- [Problem description] Copy all the entries word for word, but omit the pictures.

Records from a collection
*** Block opens ***

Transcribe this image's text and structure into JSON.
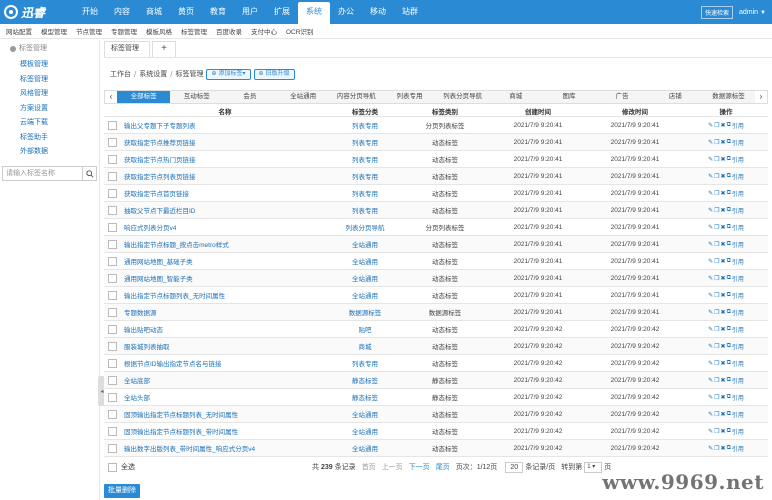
{
  "header": {
    "logo_text": "迅睿",
    "nav": [
      "开始",
      "内容",
      "商城",
      "黄页",
      "教育",
      "用户",
      "扩展",
      "系统",
      "办公",
      "移动",
      "站群"
    ],
    "active_nav_index": 7,
    "quick_search": "快速检索",
    "user": "admin"
  },
  "subnav": [
    "网站配置",
    "模型管理",
    "节点管理",
    "专题管理",
    "模板风格",
    "标签管理",
    "百度收录",
    "支付中心",
    "OCR识别"
  ],
  "sidebar": {
    "title": "标签管理",
    "items": [
      "模板管理",
      "标签管理",
      "风格管理",
      "方案设置",
      "云端下载",
      "标签助手",
      "外部数据"
    ],
    "search_placeholder": "请输入标签名称"
  },
  "tabs": {
    "page_tab": "标签管理",
    "add_tab": "+"
  },
  "breadcrumb": {
    "items": [
      "工作台",
      "系统设置",
      "标签管理"
    ],
    "sep": "/",
    "add_btn": "添加标签",
    "sync_btn": "旧版升级"
  },
  "categories": {
    "items": [
      "全部标签",
      "互动标签",
      "会员",
      "全站通用",
      "内容分页导航",
      "列表专用",
      "列表分页导航",
      "商城",
      "图库",
      "广告",
      "店铺",
      "数据源标签"
    ],
    "active_index": 0,
    "prev": "‹",
    "next": "›"
  },
  "table": {
    "headers": [
      "名称",
      "标签分类",
      "标签类别",
      "创建时间",
      "修改时间",
      "操作"
    ],
    "op_text": "引用",
    "rows": [
      {
        "name": "输出父专题下子专题列表",
        "class": "列表专用",
        "type": "分页列表标签",
        "created": "2021/7/9 9:20:41",
        "modified": "2021/7/9 9:20:41"
      },
      {
        "name": "获取指定节点推荐页链接",
        "class": "列表专用",
        "type": "动态标签",
        "created": "2021/7/9 9:20:41",
        "modified": "2021/7/9 9:20:41"
      },
      {
        "name": "获取指定节点热门页链接",
        "class": "列表专用",
        "type": "动态标签",
        "created": "2021/7/9 9:20:41",
        "modified": "2021/7/9 9:20:41"
      },
      {
        "name": "获取指定节点列表页链接",
        "class": "列表专用",
        "type": "动态标签",
        "created": "2021/7/9 9:20:41",
        "modified": "2021/7/9 9:20:41"
      },
      {
        "name": "获取指定节点首页链接",
        "class": "列表专用",
        "type": "动态标签",
        "created": "2021/7/9 9:20:41",
        "modified": "2021/7/9 9:20:41"
      },
      {
        "name": "抽取父节点下最近栏目ID",
        "class": "列表专用",
        "type": "动态标签",
        "created": "2021/7/9 9:20:41",
        "modified": "2021/7/9 9:20:41"
      },
      {
        "name": "响应式列表分页v4",
        "class": "列表分页导航",
        "type": "分页列表标签",
        "created": "2021/7/9 9:20:41",
        "modified": "2021/7/9 9:20:41"
      },
      {
        "name": "输出指定节点标题_按点击metro样式",
        "class": "全站通用",
        "type": "动态标签",
        "created": "2021/7/9 9:20:41",
        "modified": "2021/7/9 9:20:41"
      },
      {
        "name": "通用网站地图_基础子类",
        "class": "全站通用",
        "type": "动态标签",
        "created": "2021/7/9 9:20:41",
        "modified": "2021/7/9 9:20:41"
      },
      {
        "name": "通用网站地图_智能子类",
        "class": "全站通用",
        "type": "动态标签",
        "created": "2021/7/9 9:20:41",
        "modified": "2021/7/9 9:20:41"
      },
      {
        "name": "输出指定节点标题列表_无时间属性",
        "class": "全站通用",
        "type": "动态标签",
        "created": "2021/7/9 9:20:41",
        "modified": "2021/7/9 9:20:41"
      },
      {
        "name": "专题数据源",
        "class": "数据源标签",
        "type": "数据源标签",
        "created": "2021/7/9 9:20:41",
        "modified": "2021/7/9 9:20:41"
      },
      {
        "name": "输出贴吧动态",
        "class": "贴吧",
        "type": "动态标签",
        "created": "2021/7/9 9:20:42",
        "modified": "2021/7/9 9:20:42"
      },
      {
        "name": "服装城列表抽取",
        "class": "商城",
        "type": "动态标签",
        "created": "2021/7/9 9:20:42",
        "modified": "2021/7/9 9:20:42"
      },
      {
        "name": "根据节点ID输出指定节点名与链接",
        "class": "列表专用",
        "type": "动态标签",
        "created": "2021/7/9 9:20:42",
        "modified": "2021/7/9 9:20:42"
      },
      {
        "name": "全站底部",
        "class": "静态标签",
        "type": "静态标签",
        "created": "2021/7/9 9:20:42",
        "modified": "2021/7/9 9:20:42"
      },
      {
        "name": "全站头部",
        "class": "静态标签",
        "type": "静态标签",
        "created": "2021/7/9 9:20:42",
        "modified": "2021/7/9 9:20:42"
      },
      {
        "name": "固顶输出指定节点标题列表_无时间属性",
        "class": "全站通用",
        "type": "动态标签",
        "created": "2021/7/9 9:20:42",
        "modified": "2021/7/9 9:20:42"
      },
      {
        "name": "固顶输出指定节点标题列表_带时间属性",
        "class": "全站通用",
        "type": "动态标签",
        "created": "2021/7/9 9:20:42",
        "modified": "2021/7/9 9:20:42"
      },
      {
        "name": "输出数字出版列表_带时间属性_响应式分页v4",
        "class": "全站通用",
        "type": "动态标签",
        "created": "2021/7/9 9:20:42",
        "modified": "2021/7/9 9:20:42"
      }
    ]
  },
  "footer": {
    "select_all": "全选",
    "total_prefix": "共",
    "total": "239",
    "total_suffix": "条记录",
    "first": "首页",
    "prev": "上一页",
    "next": "下一页",
    "last": "尾页",
    "page_label": "页次：",
    "page_info": "1/12页",
    "per_page": "20",
    "per_page_suffix": "条记录/页",
    "goto_label": "转到第",
    "goto_value": "1",
    "goto_suffix": "页",
    "batch_delete": "批量删除"
  },
  "watermark": "www.9969.net",
  "colors": {
    "primary": "#2a8ad4",
    "link": "#1a6fb8"
  }
}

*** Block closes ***

- [Response to this task]
Transcribe this image's text and structure into JSON.
{
  "header": {
    "logo_text": "迅睿",
    "nav": [
      "开始",
      "内容",
      "商城",
      "黄页",
      "教育",
      "用户",
      "扩展",
      "系统",
      "办公",
      "移动",
      "站群"
    ],
    "active_nav_index": 7,
    "quick_search": "快速检索",
    "user": "admin"
  },
  "subnav": [
    "网站配置",
    "模型管理",
    "节点管理",
    "专题管理",
    "模板风格",
    "标签管理",
    "百度收录",
    "支付中心",
    "OCR识别"
  ],
  "sidebar": {
    "title": "标签管理",
    "items": [
      "模板管理",
      "标签管理",
      "风格管理",
      "方案设置",
      "云端下载",
      "标签助手",
      "外部数据"
    ],
    "search_placeholder": "请输入标签名称"
  },
  "tabs": {
    "page_tab": "标签管理",
    "add_tab": "+"
  },
  "breadcrumb": {
    "items": [
      "工作台",
      "系统设置",
      "标签管理"
    ],
    "sep": "/",
    "add_btn": "添加标签",
    "sync_btn": "旧版升级"
  },
  "categories": {
    "items": [
      "全部标签",
      "互动标签",
      "会员",
      "全站通用",
      "内容分页导航",
      "列表专用",
      "列表分页导航",
      "商城",
      "图库",
      "广告",
      "店铺",
      "数据源标签"
    ],
    "active_index": 0,
    "prev": "‹",
    "next": "›"
  },
  "table": {
    "headers": [
      "名称",
      "标签分类",
      "标签类别",
      "创建时间",
      "修改时间",
      "操作"
    ],
    "op_text": "引用",
    "rows": [
      {
        "name": "输出父专题下子专题列表",
        "class": "列表专用",
        "type": "分页列表标签",
        "created": "2021/7/9 9:20:41",
        "modified": "2021/7/9 9:20:41"
      },
      {
        "name": "获取指定节点推荐页链接",
        "class": "列表专用",
        "type": "动态标签",
        "created": "2021/7/9 9:20:41",
        "modified": "2021/7/9 9:20:41"
      },
      {
        "name": "获取指定节点热门页链接",
        "class": "列表专用",
        "type": "动态标签",
        "created": "2021/7/9 9:20:41",
        "modified": "2021/7/9 9:20:41"
      },
      {
        "name": "获取指定节点列表页链接",
        "class": "列表专用",
        "type": "动态标签",
        "created": "2021/7/9 9:20:41",
        "modified": "2021/7/9 9:20:41"
      },
      {
        "name": "获取指定节点首页链接",
        "class": "列表专用",
        "type": "动态标签",
        "created": "2021/7/9 9:20:41",
        "modified": "2021/7/9 9:20:41"
      },
      {
        "name": "抽取父节点下最近栏目ID",
        "class": "列表专用",
        "type": "动态标签",
        "created": "2021/7/9 9:20:41",
        "modified": "2021/7/9 9:20:41"
      },
      {
        "name": "响应式列表分页v4",
        "class": "列表分页导航",
        "type": "分页列表标签",
        "created": "2021/7/9 9:20:41",
        "modified": "2021/7/9 9:20:41"
      },
      {
        "name": "输出指定节点标题_按点击metro样式",
        "class": "全站通用",
        "type": "动态标签",
        "created": "2021/7/9 9:20:41",
        "modified": "2021/7/9 9:20:41"
      },
      {
        "name": "通用网站地图_基础子类",
        "class": "全站通用",
        "type": "动态标签",
        "created": "2021/7/9 9:20:41",
        "modified": "2021/7/9 9:20:41"
      },
      {
        "name": "通用网站地图_智能子类",
        "class": "全站通用",
        "type": "动态标签",
        "created": "2021/7/9 9:20:41",
        "modified": "2021/7/9 9:20:41"
      },
      {
        "name": "输出指定节点标题列表_无时间属性",
        "class": "全站通用",
        "type": "动态标签",
        "created": "2021/7/9 9:20:41",
        "modified": "2021/7/9 9:20:41"
      },
      {
        "name": "专题数据源",
        "class": "数据源标签",
        "type": "数据源标签",
        "created": "2021/7/9 9:20:41",
        "modified": "2021/7/9 9:20:41"
      },
      {
        "name": "输出贴吧动态",
        "class": "贴吧",
        "type": "动态标签",
        "created": "2021/7/9 9:20:42",
        "modified": "2021/7/9 9:20:42"
      },
      {
        "name": "服装城列表抽取",
        "class": "商城",
        "type": "动态标签",
        "created": "2021/7/9 9:20:42",
        "modified": "2021/7/9 9:20:42"
      },
      {
        "name": "根据节点ID输出指定节点名与链接",
        "class": "列表专用",
        "type": "动态标签",
        "created": "2021/7/9 9:20:42",
        "modified": "2021/7/9 9:20:42"
      },
      {
        "name": "全站底部",
        "class": "静态标签",
        "type": "静态标签",
        "created": "2021/7/9 9:20:42",
        "modified": "2021/7/9 9:20:42"
      },
      {
        "name": "全站头部",
        "class": "静态标签",
        "type": "静态标签",
        "created": "2021/7/9 9:20:42",
        "modified": "2021/7/9 9:20:42"
      },
      {
        "name": "固顶输出指定节点标题列表_无时间属性",
        "class": "全站通用",
        "type": "动态标签",
        "created": "2021/7/9 9:20:42",
        "modified": "2021/7/9 9:20:42"
      },
      {
        "name": "固顶输出指定节点标题列表_带时间属性",
        "class": "全站通用",
        "type": "动态标签",
        "created": "2021/7/9 9:20:42",
        "modified": "2021/7/9 9:20:42"
      },
      {
        "name": "输出数字出版列表_带时间属性_响应式分页v4",
        "class": "全站通用",
        "type": "动态标签",
        "created": "2021/7/9 9:20:42",
        "modified": "2021/7/9 9:20:42"
      }
    ]
  },
  "footer": {
    "select_all": "全选",
    "total_prefix": "共",
    "total": "239",
    "total_suffix": "条记录",
    "first": "首页",
    "prev": "上一页",
    "next": "下一页",
    "last": "尾页",
    "page_label": "页次：",
    "page_info": "1/12页",
    "per_page": "20",
    "per_page_suffix": "条记录/页",
    "goto_label": "转到第",
    "goto_value": "1",
    "goto_suffix": "页",
    "batch_delete": "批量删除"
  },
  "watermark": "www.9969.net",
  "colors": {
    "primary": "#2a8ad4",
    "link": "#1a6fb8"
  }
}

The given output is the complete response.